Earlier this year, the company teased its nuclear plans with the UK Space Agency, hinting at its ongoing nuclear power studies and research into the opportunities nuclear power holds for the future. Rolls-Royce’s Head of its defence division, Dave Gordon, told The Mail on Sunday how, in theory, a micro-nuclear reactor could enable rockets to be launched at high speeds in space and that this discovery then opens doors to the possibility of providing energy for drilling, processing, and storage for mining on the Moon and Mars.
Mining the Moon may be closer than we think
But what resources could the Moon and Mars possibly hold that would be of value down on Earth? Well, natural resources such as water can be mined before being converted into precious fuel for rockets, and elements and metals unique to the Moon hold the potential to be used to provide energy and develop new electrical commodities.
“If we were having this conversation a couple of years ago, you’d have looked at me in a bemused way,” Gordon said to the MoS. “But now, because of the work that companies like [Bezos’s] Blue Origin and [Musk’s] SpaceX are doing, it suddenly becomes not just credible, but actually there’s a demand there.
“We’re the only company that does mechanical, electrical and nuclear.

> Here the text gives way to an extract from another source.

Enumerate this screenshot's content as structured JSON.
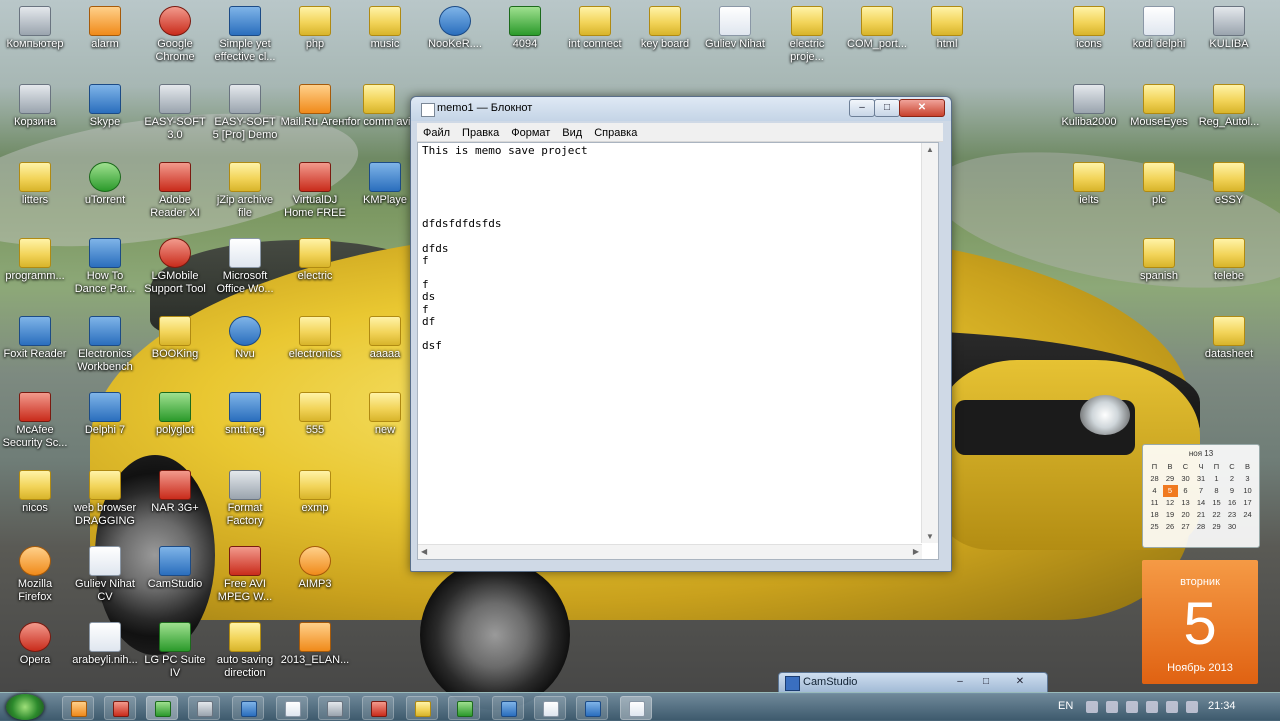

We’re the only one that does a full end-to-end lifecycle of nuclear capability.”
Nuclear reactor opens doors for space mining
According to Gordon, there’s a drastic need for rare earth metals on Earth, and the Moon’s main resources - which include Helium-3, an element used in nuclear fusion - could prove valuable for future space explorations, with the Moon even being pipped as a refuelling station.
“There’s a huge shortage of rare earth metals. We know they exist on other planets because they all formed from the same thing. This genuinely isn’t rocket science. So mining asteroids, the Moon and Mars will happen, hopefully, in my lifetime.”
Rolls-Royce is optimistic that it can introduce a demonstration of its vehicle by 2030, resulting in roughly 10,000 jobs being created across the supply chain within the UK.